At its demise, the LCP was on version 12. The critics were used to a familiar pattern by now. Every time the papers caught on to concerns that the LCP was being used to hasten death in unnecessary and inhumane ways, a new version would be released, and for a while criticism would die down under the banner: “Everything’s OK now, there’s a new version, and it’s fixed everything.”

 

And then the criticism would come back.

 

Nothing was fixed.

 

Things were getting worse not better.

 

So when it was announced on the 13th of July, 2013 that the LCP would be phased out over the following six to twelve month, it marked a small victory, but not an overwhelmingly optimistic one.

 

The victory came in the form of recognition. Finally a number of the problems anti-groups and critics had long been campaigning against were being officially acknowledged. It was no longer the stuff of (accused) exaggerators and (supposed) conspiracy theorists.

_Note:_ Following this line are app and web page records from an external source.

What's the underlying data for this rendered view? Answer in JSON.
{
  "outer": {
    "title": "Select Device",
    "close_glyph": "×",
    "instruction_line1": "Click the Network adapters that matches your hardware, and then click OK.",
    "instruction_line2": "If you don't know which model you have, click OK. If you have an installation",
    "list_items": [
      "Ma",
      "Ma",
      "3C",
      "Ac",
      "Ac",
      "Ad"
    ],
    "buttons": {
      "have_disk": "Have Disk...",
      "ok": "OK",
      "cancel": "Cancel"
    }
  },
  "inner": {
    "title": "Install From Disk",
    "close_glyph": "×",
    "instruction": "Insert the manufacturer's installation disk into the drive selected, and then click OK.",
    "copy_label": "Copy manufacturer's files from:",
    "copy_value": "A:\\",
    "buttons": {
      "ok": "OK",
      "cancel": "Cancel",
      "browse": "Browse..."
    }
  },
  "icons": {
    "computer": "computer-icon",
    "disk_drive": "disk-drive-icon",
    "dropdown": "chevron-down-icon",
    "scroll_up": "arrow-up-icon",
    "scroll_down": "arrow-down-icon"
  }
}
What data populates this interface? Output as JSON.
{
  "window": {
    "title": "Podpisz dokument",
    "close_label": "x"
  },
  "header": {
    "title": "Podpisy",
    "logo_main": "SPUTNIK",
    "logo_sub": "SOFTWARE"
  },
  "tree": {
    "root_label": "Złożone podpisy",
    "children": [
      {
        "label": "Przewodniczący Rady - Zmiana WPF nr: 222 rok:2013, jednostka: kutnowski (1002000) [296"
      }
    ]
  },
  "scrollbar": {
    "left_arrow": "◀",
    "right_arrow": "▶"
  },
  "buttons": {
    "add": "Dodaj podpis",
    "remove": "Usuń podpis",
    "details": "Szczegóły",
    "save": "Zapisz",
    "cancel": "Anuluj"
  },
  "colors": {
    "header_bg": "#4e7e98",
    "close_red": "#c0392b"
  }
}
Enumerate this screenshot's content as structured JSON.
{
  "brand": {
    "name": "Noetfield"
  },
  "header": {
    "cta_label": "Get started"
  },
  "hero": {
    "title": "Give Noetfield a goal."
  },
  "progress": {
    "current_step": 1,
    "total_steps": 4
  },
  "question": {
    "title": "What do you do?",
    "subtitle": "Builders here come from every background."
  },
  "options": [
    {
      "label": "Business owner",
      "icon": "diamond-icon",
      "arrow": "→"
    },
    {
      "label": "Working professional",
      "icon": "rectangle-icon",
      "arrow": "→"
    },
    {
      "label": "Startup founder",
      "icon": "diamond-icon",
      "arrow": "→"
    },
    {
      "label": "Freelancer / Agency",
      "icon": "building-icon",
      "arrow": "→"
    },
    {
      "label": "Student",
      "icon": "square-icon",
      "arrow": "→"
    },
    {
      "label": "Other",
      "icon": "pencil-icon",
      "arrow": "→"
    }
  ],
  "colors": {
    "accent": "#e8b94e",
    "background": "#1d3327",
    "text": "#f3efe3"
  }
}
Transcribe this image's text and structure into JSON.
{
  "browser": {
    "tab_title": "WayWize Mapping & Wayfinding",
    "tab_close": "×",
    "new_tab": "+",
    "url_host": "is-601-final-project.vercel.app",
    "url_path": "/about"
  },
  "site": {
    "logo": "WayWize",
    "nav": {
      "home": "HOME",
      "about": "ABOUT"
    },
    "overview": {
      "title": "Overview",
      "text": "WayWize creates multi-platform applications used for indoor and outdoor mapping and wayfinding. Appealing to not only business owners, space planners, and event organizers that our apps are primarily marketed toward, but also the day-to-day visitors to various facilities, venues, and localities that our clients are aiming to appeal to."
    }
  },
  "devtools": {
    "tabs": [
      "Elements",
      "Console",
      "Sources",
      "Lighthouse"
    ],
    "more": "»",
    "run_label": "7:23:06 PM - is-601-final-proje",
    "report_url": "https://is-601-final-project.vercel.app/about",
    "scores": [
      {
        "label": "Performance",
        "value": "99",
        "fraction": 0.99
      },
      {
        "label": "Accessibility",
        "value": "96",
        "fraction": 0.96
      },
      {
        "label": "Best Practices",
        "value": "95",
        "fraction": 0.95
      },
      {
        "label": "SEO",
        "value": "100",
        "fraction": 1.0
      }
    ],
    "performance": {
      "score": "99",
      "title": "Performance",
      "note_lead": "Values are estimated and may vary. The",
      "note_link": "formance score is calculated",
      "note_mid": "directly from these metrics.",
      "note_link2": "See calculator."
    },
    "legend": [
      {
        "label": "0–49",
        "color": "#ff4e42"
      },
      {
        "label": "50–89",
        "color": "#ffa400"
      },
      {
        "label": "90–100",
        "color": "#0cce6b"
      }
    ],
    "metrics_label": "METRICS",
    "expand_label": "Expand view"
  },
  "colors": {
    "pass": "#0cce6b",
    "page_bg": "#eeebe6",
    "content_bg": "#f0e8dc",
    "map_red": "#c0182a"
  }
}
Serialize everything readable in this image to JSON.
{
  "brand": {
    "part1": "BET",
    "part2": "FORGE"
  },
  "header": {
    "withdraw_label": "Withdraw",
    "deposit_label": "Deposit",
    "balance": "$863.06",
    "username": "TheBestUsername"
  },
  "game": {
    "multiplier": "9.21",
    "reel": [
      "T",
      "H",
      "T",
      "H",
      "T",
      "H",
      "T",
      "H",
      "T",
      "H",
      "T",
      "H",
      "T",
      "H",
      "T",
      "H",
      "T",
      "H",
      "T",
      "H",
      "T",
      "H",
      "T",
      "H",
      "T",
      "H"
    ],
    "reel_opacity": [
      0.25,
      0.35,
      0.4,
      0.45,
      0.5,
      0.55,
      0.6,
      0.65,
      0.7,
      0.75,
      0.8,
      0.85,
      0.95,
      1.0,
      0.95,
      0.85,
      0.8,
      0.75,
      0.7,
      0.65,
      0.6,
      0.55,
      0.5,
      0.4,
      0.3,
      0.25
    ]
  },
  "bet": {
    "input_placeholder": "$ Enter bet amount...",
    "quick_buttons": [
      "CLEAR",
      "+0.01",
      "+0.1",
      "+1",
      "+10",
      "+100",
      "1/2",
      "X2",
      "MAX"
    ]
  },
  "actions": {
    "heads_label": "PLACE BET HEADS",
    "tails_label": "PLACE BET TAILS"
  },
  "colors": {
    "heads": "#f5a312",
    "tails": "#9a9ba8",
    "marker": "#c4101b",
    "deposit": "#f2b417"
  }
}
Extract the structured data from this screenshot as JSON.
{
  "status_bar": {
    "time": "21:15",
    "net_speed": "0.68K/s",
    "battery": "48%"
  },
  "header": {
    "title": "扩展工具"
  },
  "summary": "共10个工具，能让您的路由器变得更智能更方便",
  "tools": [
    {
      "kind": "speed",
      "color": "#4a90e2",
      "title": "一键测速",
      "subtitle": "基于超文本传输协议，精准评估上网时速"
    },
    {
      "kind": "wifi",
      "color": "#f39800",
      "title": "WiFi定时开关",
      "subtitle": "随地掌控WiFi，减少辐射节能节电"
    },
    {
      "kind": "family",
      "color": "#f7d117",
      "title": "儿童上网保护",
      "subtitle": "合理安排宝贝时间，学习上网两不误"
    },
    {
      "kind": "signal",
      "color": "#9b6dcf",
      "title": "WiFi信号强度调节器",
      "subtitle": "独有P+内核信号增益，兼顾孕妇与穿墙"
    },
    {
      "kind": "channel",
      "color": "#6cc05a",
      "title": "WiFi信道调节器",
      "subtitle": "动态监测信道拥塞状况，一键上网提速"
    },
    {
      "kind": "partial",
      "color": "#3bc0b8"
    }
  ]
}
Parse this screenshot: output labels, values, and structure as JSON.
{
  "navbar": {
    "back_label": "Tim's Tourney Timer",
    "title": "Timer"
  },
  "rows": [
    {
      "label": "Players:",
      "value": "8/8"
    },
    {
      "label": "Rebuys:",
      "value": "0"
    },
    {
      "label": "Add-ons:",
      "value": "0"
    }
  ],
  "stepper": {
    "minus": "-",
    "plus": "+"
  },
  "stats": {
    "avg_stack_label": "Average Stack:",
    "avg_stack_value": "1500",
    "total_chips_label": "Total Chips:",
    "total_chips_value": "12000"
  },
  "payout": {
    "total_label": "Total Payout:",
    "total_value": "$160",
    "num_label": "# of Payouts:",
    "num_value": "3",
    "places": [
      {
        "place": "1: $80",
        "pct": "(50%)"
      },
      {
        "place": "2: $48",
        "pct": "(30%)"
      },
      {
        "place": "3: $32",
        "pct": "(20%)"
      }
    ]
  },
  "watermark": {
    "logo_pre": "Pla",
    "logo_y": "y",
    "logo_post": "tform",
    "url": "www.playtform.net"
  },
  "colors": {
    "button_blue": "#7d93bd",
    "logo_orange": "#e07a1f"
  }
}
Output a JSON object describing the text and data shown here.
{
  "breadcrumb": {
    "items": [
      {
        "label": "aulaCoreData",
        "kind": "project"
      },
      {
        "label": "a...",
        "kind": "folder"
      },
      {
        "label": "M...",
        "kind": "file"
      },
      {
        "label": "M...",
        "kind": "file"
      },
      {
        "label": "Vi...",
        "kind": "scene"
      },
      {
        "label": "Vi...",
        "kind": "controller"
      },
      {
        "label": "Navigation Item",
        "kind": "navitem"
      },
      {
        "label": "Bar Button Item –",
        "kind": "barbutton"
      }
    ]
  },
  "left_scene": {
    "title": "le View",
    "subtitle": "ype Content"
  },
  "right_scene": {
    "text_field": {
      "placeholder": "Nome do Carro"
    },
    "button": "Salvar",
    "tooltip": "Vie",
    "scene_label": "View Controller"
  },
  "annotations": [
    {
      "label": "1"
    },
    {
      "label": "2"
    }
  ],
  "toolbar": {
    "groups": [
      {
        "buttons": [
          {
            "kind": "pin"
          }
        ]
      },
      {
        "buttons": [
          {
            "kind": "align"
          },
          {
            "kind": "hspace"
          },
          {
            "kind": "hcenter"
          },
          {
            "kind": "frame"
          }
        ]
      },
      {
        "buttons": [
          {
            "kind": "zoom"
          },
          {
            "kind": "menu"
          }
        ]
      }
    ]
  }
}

More Care, Less Pathway, the report which followed Neuberger’s official review, spoke readily about issues such as: poor communication with relatives, the LCP’s lack of condition specific practices, refusing food and drink to patients requesting them, the failure of the LCP to adhere to GMC guidance, and the excessive use of sedative medications on patients making it difficult for them to participate in decision-making.

 

But it’s hard to be optimistic without real proof things were going to change, not after 12 versions of the same nightmare.

 

These are the key issues:

 

The culture of the NHS needed to be changed. It could no longer be normal to mistakenly put people who are not dying, or who time left, on a pathway that would see them a certain death within days. It could no longer be normal to not seek informed consent before making life or death decisions on behalf of a patient.

The accountability needed to change. No one at this time has ever been arrested for misuse of the LCP. The law protects the doctors and nurses, not the patients.

And finally the linchpin: food and water should never be withdrawn completely from patients. Food and water should be given with the comfort of the patient in mind, and should never be used to end life. It is a painful and inhumane death.

 

Unless these are the changes made, the LCP can be called ‘LCP Version 13’ or ‘End of life Care Plan’ (the name suggested in More Care, Less Pathway), or anything else, it makes no difference.